▶ **What you are asked to do**: Which lines below contain "emoji"? Pull them out.

Component data from apps and pages:
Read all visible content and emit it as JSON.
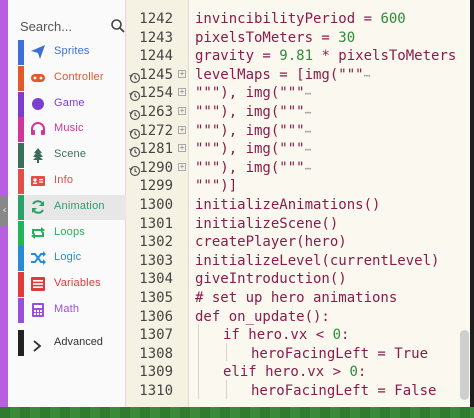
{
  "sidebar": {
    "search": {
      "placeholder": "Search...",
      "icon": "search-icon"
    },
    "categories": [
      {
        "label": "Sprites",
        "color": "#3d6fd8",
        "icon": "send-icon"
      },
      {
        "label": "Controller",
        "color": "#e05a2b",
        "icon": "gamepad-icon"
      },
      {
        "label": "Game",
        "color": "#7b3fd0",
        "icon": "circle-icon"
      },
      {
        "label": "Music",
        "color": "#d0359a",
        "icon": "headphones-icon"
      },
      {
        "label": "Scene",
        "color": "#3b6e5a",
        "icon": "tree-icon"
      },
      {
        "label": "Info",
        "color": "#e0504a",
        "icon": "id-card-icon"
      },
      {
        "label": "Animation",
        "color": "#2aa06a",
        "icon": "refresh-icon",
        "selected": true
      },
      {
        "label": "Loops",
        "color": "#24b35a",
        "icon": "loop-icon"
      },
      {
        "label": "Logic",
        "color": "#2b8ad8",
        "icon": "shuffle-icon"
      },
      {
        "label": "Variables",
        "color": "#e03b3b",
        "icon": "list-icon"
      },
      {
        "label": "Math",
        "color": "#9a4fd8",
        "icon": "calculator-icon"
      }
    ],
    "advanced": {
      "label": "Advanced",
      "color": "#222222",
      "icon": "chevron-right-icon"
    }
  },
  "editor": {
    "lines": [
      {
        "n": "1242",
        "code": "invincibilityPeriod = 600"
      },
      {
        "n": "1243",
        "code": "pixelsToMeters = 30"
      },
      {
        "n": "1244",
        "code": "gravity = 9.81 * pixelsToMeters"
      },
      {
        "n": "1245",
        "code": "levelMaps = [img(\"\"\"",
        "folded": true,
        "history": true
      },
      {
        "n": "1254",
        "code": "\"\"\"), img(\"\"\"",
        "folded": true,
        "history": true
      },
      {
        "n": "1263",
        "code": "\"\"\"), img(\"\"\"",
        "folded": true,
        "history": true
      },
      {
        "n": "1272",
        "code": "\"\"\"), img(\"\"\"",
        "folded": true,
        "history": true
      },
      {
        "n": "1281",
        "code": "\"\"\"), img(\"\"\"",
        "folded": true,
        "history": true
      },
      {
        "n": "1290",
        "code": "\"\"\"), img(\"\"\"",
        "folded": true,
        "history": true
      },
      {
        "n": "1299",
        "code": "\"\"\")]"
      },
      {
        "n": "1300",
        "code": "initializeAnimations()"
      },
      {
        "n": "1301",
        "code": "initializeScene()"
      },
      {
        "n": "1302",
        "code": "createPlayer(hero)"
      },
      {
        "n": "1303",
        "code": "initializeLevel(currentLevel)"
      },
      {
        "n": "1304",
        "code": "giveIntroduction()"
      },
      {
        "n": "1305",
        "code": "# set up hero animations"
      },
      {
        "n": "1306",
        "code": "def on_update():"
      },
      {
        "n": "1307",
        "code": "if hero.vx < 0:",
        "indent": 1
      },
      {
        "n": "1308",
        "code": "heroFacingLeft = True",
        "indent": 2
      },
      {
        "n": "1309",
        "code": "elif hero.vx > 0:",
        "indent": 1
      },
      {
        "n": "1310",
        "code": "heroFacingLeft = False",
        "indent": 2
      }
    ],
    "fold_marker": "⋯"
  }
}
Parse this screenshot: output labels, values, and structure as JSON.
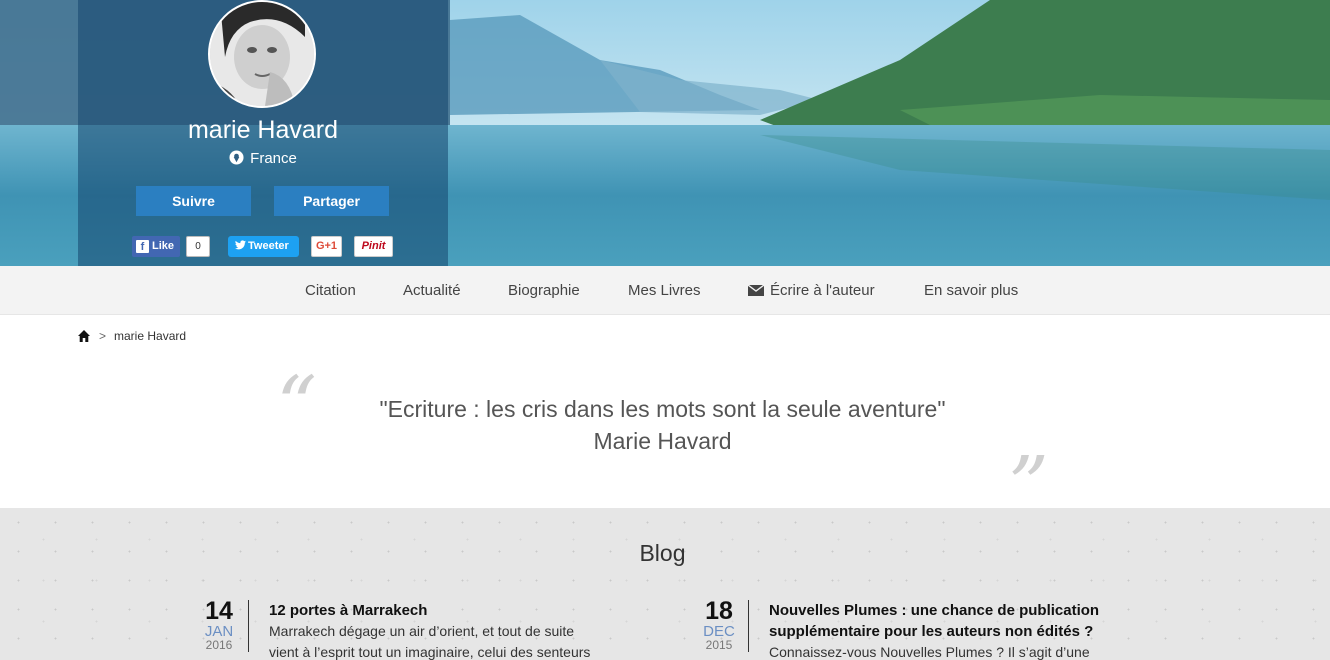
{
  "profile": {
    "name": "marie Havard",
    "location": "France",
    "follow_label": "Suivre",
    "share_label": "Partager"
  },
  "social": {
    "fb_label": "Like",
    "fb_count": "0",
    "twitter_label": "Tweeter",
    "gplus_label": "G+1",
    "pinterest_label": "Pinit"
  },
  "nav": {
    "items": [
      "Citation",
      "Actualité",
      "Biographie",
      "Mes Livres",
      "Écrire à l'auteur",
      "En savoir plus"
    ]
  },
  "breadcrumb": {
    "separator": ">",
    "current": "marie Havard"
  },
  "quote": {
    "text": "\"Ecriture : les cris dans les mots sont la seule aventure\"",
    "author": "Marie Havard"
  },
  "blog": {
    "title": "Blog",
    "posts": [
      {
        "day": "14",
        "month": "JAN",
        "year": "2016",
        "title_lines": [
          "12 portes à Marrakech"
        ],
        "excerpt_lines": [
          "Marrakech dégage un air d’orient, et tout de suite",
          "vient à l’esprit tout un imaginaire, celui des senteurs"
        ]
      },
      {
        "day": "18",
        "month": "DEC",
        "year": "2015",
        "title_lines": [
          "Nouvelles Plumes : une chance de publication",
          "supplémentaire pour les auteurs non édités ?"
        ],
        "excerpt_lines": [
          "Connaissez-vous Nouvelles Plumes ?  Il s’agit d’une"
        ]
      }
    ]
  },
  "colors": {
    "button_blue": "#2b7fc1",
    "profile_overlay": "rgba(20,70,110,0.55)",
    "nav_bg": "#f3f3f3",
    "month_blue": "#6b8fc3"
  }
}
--
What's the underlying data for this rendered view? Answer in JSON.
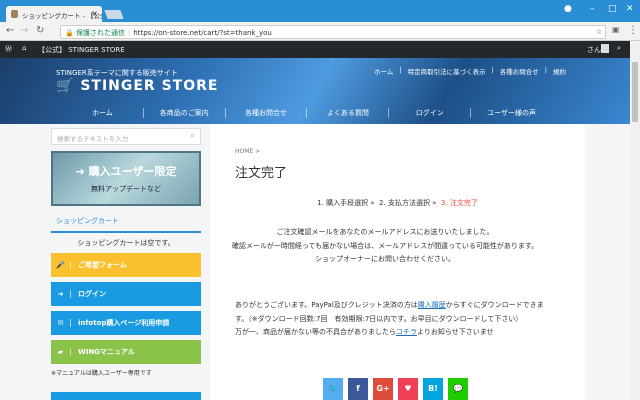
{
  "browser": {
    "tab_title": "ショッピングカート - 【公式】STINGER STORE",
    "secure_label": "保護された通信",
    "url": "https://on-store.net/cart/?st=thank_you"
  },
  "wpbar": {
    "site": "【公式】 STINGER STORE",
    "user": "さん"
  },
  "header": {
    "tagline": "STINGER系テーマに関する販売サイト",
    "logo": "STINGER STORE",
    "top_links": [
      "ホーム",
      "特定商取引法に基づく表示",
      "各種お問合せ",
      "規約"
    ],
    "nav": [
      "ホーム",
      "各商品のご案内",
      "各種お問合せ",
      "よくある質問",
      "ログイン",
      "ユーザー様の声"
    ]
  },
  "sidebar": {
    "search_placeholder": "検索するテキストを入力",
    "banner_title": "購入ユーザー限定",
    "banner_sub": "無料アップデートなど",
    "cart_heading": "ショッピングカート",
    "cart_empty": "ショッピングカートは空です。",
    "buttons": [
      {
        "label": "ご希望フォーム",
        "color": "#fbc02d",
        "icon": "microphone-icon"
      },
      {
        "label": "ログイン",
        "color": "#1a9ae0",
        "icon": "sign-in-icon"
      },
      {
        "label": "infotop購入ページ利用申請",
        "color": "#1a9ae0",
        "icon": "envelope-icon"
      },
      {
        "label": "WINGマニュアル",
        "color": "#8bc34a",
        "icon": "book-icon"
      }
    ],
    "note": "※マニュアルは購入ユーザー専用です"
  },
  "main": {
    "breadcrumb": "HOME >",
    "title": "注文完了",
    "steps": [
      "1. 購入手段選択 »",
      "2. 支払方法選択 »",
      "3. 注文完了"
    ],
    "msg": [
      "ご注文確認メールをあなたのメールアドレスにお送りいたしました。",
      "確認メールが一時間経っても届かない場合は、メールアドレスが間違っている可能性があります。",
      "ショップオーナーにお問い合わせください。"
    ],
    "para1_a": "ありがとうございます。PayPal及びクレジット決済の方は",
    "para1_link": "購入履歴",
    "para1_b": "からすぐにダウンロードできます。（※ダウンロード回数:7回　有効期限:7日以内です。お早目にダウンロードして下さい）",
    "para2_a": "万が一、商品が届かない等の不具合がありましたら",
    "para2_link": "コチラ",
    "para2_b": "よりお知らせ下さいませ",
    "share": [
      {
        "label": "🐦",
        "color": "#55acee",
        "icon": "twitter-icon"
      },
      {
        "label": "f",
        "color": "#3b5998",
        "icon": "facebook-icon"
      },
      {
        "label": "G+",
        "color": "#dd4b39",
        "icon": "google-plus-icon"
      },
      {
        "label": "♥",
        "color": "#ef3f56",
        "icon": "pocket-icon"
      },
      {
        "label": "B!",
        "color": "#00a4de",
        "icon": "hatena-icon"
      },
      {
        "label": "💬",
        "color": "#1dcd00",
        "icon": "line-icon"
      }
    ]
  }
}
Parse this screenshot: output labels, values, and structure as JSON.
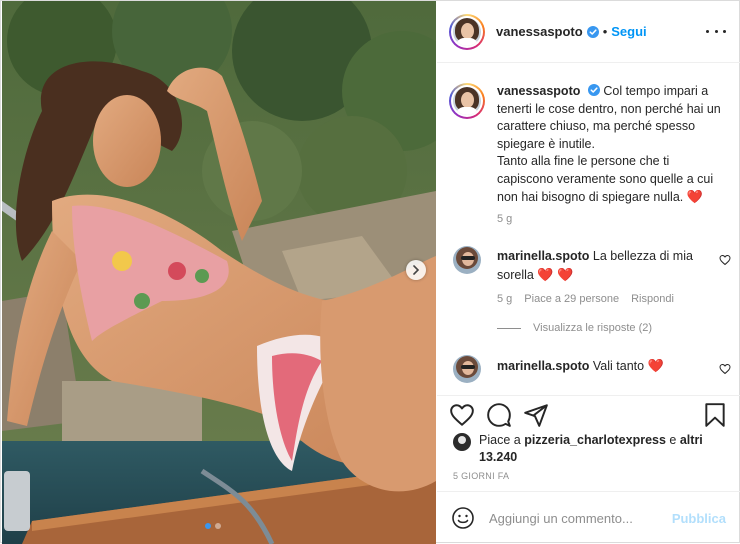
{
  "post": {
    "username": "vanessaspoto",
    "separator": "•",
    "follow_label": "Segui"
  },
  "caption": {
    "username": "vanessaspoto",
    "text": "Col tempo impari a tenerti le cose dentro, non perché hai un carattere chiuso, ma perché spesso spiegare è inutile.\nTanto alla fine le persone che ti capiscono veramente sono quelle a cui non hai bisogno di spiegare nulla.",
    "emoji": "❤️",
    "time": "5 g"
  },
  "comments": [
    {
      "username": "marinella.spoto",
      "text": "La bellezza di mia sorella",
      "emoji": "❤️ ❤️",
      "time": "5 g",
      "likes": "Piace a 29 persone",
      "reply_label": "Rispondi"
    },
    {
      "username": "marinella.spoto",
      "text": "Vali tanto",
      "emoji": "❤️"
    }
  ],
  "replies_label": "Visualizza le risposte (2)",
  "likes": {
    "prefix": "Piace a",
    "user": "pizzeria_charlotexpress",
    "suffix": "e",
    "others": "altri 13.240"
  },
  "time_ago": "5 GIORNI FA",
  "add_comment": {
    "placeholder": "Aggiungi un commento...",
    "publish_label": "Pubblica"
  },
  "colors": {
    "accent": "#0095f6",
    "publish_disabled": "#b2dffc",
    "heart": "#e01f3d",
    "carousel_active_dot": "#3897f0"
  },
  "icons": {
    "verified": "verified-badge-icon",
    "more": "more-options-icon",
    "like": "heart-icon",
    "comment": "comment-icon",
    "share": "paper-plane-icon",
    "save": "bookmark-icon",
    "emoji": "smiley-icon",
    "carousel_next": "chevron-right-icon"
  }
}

▶ **Finished exercise**:
    "emoji": "❤️",
      "emoji": "❤️ ❤️",
      "emoji": "❤️"
    "emoji": "smiley-icon",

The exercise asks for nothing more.